“I certainly did not expect to win. That was quite a surprise and an honor. Once you look at yourself as a poet, things look different to you. Experiences come to you in a different way. If I hadn’t been involved with the poetry group, I never would have thought to write that down,” she said.
Lindsay is from a small town in Wyoming called Sundance.
The couple own a ranch in Montana and spend the summer months there.
Candice and Lindsay were introduced to Boca Grande by mutual friends. Lindsay is an avid golfer, but Candice isn’t really, saying she’d much rather be engrossed in a good book. Her hobbies include reading, writing, and attending lectures and conferences.
She said the Boca Grande community is an intellectually charged environment.
“I love to learn, and the people here are so inspiring. I didn’t realize it as much when we first moved here.

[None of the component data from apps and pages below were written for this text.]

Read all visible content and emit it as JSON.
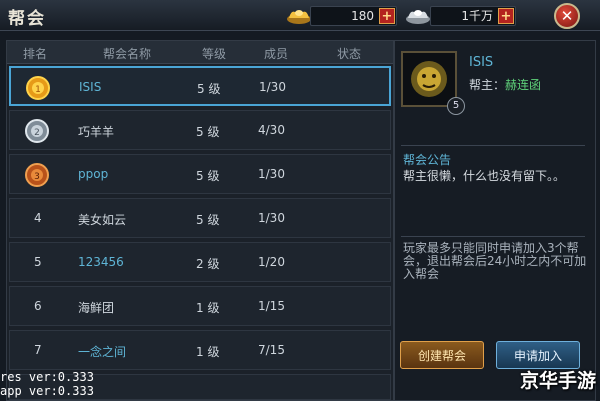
{
  "title": "帮会",
  "currency": {
    "gold": "180",
    "silver": "1千万",
    "plus_symbol": "+"
  },
  "close_symbol": "✕",
  "table": {
    "headers": [
      "排名",
      "帮会名称",
      "等级",
      "成员",
      "状态"
    ],
    "rows": [
      {
        "rank": "1",
        "name": "ISIS",
        "level": "5 级",
        "members": "1/30",
        "medal": "gold",
        "name_color": "cyan"
      },
      {
        "rank": "2",
        "name": "巧羊羊",
        "level": "5 级",
        "members": "4/30",
        "medal": "silver",
        "name_color": "white"
      },
      {
        "rank": "3",
        "name": "ppop",
        "level": "5 级",
        "members": "1/30",
        "medal": "bronze",
        "name_color": "cyan"
      },
      {
        "rank": "4",
        "name": "美女如云",
        "level": "5 级",
        "members": "1/30",
        "medal": "",
        "name_color": "white"
      },
      {
        "rank": "5",
        "name": "123456",
        "level": "2 级",
        "members": "1/20",
        "medal": "",
        "name_color": "cyan"
      },
      {
        "rank": "6",
        "name": "海鲜团",
        "level": "1 级",
        "members": "1/15",
        "medal": "",
        "name_color": "white"
      },
      {
        "rank": "7",
        "name": "一念之间",
        "level": "1 级",
        "members": "7/15",
        "medal": "",
        "name_color": "cyan"
      }
    ]
  },
  "detail": {
    "guild_name": "ISIS",
    "leader_label": "帮主：",
    "leader_name": "赫连函",
    "level_badge": "5",
    "announcement_title": "帮会公告",
    "announcement_text": "帮主很懒，什么也没有留下。。",
    "rule_text": "玩家最多只能同时申请加入3个帮会，退出帮会后24小时之内不可加入帮会",
    "create_button": "创建帮会",
    "apply_button": "申请加入"
  },
  "debug": {
    "res_ver": "res ver:0.333",
    "app_ver": "app ver:0.333"
  },
  "watermark": "京华手游",
  "colors": {
    "accent_cyan": "#5fb5d6",
    "leader_green": "#5fd27a",
    "selected_border": "#4aa5d6"
  }
}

The longer we stayed. the more I realized what a perfect place this is,” she said. “This is home to me. I love our little ranch, but I love being in Boca Grande.”
When asked if she has given thought to writing a second book, the answer wasn’t immediately clear.
“I’m thinking about another book, but I haven’t formulated a strategy as of yet. I think the next book may channel my dad more and focus more on Navy issues. My dad was a hospital coroner, and he concentrated on life and death – and I think that might be the general focus. Looking at life and death at sea and how the family has to cope when there is no grave to go to visit. It’s a much stronger topic, but I am drawn to it.”
Candice is on the board of the One Big Grande Boca Book Club (OBGBBC), and the group recently announced the list of books for the 2018 selection. There are five books, and people can select up to two books. See the website for a complete description of the books and vote online at friendsofbocagrande.org/obgbbc-vote.
Candice will be speaking on her book at the Boca Grande Community Center at 4:30 p.m. on Wednesday, March 15.